ASSIGNED TASK. Scan the entries below and give the number of lines containing "Saturday", with no accompanying words.

DATA IN THIS EXERCISE.
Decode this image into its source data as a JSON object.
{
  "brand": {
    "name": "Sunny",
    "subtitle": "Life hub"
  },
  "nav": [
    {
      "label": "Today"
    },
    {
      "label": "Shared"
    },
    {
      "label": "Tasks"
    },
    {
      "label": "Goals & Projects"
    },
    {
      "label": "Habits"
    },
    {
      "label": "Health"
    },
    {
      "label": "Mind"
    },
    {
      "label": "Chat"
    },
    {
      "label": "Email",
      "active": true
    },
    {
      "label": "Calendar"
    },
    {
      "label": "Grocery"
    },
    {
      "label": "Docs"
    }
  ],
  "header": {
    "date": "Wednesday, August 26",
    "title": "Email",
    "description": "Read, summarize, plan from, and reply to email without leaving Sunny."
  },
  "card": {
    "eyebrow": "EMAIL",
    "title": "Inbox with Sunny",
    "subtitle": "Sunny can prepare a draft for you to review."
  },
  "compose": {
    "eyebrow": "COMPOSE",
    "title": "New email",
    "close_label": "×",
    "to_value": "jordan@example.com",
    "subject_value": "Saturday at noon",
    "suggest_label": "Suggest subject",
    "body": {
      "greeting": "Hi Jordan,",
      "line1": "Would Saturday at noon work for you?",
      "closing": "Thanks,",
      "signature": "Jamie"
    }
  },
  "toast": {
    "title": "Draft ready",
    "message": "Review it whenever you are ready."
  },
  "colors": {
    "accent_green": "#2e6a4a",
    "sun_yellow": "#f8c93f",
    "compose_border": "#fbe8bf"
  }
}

RESULT FOR THIS TASK. 2